**What the exercise asks:** The required output is every record, reproduced exactly.

**Data for analysis:**
────

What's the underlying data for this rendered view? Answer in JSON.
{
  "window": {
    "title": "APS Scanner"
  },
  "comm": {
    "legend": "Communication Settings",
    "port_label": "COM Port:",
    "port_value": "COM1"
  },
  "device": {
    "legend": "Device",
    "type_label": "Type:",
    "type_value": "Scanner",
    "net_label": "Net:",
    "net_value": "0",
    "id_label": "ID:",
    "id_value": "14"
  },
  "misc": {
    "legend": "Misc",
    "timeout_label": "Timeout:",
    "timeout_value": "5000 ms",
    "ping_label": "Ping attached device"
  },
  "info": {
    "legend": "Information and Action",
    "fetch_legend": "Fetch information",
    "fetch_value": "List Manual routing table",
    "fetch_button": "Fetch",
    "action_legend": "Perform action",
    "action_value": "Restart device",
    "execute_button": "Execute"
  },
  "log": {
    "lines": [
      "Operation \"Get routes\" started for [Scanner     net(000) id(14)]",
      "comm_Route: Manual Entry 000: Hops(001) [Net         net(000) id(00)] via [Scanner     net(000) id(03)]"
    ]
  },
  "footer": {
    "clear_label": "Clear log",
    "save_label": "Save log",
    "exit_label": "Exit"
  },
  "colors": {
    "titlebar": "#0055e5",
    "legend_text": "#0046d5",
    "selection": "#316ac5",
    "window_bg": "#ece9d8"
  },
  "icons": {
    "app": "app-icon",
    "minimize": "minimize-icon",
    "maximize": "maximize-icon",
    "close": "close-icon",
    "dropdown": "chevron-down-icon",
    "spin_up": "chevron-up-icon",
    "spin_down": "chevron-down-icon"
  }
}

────

**Final answer:**
What's the underlying data for this rendered view? Answer in JSON.
{
  "window": {
    "title": "APS Scanner"
  },
  "comm": {
    "legend": "Communication Settings",
    "port_label": "COM Port:",
    "port_value": "COM1"
  },
  "device": {
    "legend": "Device",
    "type_label": "Type:",
    "type_value": "Scanner",
    "net_label": "Net:",
    "net_value": "0",
    "id_label": "ID:",
    "id_value": "14"
  },
  "misc": {
    "legend": "Misc",
    "timeout_label": "Timeout:",
    "timeout_value": "5000 ms",
    "ping_label": "Ping attached device"
  },
  "info": {
    "legend": "Information and Action",
    "fetch_legend": "Fetch information",
    "fetch_value": "List Manual routing table",
    "fetch_button": "Fetch",
    "action_legend": "Perform action",
    "action_value": "Restart device",
    "execute_button": "Execute"
  },
  "log": {
    "lines": [
      "Operation \"Get routes\" started for [Scanner     net(000) id(14)]",
      "comm_Route: Manual Entry 000: Hops(001) [Net         net(000) id(00)] via [Scanner     net(000) id(03)]"
    ]
  },
  "footer": {
    "clear_label": "Clear log",
    "save_label": "Save log",
    "exit_label": "Exit"
  },
  "colors": {
    "titlebar": "#0055e5",
    "legend_text": "#0046d5",
    "selection": "#316ac5",
    "window_bg": "#ece9d8"
  },
  "icons": {
    "app": "app-icon",
    "minimize": "minimize-icon",
    "maximize": "maximize-icon",
    "close": "close-icon",
    "dropdown": "chevron-down-icon",
    "spin_up": "chevron-up-icon",
    "spin_down": "chevron-down-icon"
  }
}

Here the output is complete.